## Exercise goal:
Among the entries that follow, find every line with the word "JSON" and copy it.
Dataset entries below:
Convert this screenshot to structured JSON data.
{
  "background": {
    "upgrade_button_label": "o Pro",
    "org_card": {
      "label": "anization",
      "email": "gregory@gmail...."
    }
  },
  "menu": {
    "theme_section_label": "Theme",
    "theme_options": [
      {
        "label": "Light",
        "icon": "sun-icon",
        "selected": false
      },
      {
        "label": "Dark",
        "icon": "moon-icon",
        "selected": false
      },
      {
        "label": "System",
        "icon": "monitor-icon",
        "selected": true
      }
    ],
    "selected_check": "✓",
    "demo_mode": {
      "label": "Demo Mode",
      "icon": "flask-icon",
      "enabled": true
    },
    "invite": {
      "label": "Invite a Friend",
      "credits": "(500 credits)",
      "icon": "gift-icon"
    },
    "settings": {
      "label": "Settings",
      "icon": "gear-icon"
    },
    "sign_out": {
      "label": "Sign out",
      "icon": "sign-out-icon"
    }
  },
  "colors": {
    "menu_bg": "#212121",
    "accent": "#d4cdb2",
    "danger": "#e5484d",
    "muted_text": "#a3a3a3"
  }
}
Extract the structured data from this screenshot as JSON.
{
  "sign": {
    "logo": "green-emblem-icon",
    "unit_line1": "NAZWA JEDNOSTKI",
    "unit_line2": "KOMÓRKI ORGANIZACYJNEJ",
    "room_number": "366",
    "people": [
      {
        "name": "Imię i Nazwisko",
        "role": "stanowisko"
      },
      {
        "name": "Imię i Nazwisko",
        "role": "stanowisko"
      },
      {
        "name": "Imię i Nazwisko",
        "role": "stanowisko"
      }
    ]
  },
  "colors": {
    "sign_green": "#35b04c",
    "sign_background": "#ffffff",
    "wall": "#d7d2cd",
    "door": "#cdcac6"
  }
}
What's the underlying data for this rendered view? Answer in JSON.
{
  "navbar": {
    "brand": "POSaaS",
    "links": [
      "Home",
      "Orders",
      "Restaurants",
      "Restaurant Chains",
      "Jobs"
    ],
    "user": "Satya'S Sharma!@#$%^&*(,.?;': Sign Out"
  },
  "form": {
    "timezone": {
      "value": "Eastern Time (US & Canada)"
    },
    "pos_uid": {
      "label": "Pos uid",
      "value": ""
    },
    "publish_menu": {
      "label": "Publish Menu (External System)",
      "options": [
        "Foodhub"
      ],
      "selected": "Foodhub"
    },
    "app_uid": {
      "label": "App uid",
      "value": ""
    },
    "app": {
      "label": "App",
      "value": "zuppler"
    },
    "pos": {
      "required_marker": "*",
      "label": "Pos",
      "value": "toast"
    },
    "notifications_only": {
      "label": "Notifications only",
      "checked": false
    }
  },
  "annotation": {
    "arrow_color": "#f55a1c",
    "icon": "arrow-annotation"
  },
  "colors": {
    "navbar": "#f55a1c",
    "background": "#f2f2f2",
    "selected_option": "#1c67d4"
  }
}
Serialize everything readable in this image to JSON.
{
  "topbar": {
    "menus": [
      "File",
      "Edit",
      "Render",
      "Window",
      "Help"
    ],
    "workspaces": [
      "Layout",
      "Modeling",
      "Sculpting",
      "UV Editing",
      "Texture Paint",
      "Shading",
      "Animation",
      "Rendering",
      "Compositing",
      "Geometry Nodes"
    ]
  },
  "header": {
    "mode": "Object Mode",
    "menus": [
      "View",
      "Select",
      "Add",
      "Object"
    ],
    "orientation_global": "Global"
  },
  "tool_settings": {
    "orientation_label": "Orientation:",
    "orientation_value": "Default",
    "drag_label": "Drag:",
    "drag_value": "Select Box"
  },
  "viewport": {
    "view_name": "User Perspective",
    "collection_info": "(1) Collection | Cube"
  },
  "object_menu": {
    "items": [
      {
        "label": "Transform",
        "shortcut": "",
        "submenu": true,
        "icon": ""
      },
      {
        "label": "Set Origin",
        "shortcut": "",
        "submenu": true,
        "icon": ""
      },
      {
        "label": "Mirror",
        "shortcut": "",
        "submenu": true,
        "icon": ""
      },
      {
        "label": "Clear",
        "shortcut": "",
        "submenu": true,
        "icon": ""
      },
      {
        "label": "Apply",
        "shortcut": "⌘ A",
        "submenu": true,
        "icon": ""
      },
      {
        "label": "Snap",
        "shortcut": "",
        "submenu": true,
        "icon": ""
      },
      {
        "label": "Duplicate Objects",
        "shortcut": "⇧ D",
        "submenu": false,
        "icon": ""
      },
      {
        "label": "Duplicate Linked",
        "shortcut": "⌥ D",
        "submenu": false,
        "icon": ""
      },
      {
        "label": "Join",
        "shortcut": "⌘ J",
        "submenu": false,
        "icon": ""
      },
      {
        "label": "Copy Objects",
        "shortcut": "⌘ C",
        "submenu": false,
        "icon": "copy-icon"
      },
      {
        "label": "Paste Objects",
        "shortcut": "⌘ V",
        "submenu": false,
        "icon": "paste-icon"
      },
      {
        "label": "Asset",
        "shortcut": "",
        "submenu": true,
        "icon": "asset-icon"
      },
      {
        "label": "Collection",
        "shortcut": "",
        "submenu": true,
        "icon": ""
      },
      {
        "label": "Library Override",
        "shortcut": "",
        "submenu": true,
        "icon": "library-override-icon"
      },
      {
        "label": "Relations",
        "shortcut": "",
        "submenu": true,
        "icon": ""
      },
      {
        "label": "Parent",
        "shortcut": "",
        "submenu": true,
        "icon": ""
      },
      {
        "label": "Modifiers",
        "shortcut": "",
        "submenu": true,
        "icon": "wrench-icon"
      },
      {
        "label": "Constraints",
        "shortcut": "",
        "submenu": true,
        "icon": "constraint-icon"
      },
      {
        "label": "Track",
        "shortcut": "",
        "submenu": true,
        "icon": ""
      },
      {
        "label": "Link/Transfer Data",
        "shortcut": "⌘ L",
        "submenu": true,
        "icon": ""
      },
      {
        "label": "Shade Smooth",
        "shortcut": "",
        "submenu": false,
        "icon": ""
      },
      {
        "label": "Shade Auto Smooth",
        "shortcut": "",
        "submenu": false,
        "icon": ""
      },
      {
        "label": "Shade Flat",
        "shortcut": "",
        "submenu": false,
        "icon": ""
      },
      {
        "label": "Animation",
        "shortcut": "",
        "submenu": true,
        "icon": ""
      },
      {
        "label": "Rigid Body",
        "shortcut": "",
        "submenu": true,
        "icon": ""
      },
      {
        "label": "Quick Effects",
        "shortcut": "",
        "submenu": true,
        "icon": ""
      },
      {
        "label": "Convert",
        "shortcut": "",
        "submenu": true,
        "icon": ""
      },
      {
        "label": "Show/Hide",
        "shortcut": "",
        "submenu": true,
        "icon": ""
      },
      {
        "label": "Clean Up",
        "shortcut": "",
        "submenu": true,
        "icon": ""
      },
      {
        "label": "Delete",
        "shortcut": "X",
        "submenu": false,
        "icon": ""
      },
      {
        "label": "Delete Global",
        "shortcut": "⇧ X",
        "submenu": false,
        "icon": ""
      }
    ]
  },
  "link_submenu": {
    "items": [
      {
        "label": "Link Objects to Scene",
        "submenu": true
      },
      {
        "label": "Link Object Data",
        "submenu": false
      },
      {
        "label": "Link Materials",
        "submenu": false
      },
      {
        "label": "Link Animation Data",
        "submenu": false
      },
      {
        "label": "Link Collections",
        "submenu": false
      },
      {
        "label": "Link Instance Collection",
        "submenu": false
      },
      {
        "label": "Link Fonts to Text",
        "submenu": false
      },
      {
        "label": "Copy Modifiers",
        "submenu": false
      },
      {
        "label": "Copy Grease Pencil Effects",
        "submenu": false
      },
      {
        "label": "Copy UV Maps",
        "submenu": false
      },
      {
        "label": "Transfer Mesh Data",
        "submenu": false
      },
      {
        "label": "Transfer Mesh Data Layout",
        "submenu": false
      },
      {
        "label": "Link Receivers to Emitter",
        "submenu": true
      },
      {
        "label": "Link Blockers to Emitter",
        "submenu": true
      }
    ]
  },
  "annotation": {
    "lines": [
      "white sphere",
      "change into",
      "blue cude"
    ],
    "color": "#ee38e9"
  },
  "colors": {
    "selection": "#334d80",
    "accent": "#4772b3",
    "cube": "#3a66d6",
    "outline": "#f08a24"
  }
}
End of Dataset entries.
## Your response:
Convert this screenshot to structured JSON data.
Extract the structured data from this screenshot as JSON.
What's the underlying data for this rendered view? Answer in JSON.
Serialize everything readable in this image to JSON.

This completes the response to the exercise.